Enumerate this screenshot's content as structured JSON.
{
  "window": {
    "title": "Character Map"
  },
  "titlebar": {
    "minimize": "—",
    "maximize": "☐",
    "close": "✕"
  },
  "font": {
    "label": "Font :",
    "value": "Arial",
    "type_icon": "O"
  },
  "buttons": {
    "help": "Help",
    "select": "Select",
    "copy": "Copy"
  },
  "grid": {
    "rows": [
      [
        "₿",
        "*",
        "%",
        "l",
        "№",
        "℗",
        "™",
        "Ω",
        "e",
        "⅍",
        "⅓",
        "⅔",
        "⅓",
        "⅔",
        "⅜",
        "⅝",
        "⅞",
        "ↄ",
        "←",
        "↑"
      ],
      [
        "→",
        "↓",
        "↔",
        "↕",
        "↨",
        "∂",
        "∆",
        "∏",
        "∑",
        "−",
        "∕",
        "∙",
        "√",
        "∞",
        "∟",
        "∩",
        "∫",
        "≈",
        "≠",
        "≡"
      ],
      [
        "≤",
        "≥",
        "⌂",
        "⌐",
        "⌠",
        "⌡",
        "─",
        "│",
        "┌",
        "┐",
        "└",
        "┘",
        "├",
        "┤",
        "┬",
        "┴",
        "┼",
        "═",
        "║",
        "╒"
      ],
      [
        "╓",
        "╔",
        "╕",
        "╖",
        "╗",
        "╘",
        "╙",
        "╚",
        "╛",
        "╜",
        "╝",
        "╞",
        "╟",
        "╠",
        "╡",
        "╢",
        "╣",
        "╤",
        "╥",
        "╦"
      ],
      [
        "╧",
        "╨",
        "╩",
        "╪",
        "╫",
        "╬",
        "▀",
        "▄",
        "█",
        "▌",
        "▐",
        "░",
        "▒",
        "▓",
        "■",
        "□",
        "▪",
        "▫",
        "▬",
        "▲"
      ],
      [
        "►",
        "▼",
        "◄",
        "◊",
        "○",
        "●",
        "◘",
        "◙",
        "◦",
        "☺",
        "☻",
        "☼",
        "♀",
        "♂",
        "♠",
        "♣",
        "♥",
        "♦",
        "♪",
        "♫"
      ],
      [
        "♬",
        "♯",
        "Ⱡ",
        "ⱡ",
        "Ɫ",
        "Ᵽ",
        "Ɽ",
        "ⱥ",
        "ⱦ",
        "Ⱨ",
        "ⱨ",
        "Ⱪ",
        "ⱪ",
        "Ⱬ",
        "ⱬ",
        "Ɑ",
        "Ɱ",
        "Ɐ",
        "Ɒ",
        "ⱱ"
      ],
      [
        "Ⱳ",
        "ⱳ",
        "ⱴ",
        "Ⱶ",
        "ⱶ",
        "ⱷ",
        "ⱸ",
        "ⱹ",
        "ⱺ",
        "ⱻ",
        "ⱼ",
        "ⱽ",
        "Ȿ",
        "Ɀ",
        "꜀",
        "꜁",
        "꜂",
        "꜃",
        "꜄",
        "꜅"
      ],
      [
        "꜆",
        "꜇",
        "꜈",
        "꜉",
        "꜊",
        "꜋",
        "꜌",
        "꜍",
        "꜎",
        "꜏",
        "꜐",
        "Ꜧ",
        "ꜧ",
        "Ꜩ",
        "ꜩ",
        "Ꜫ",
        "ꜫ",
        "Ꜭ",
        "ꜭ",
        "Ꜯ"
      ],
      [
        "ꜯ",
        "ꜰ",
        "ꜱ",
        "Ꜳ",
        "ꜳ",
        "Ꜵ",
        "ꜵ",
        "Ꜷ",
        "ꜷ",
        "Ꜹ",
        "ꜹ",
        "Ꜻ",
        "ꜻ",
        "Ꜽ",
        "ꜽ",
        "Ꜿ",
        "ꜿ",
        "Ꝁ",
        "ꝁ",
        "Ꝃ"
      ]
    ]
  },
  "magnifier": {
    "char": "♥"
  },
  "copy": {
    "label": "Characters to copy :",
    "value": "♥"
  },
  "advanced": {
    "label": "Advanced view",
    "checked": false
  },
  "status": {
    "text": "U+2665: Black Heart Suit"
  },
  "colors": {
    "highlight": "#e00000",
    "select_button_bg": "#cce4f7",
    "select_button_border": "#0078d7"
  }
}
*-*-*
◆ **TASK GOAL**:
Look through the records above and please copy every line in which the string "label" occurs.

◆ **EXPECTED OUTPUT**:
    "label": "Font :",
    "label": "Characters to copy :",
    "label": "Advanced view",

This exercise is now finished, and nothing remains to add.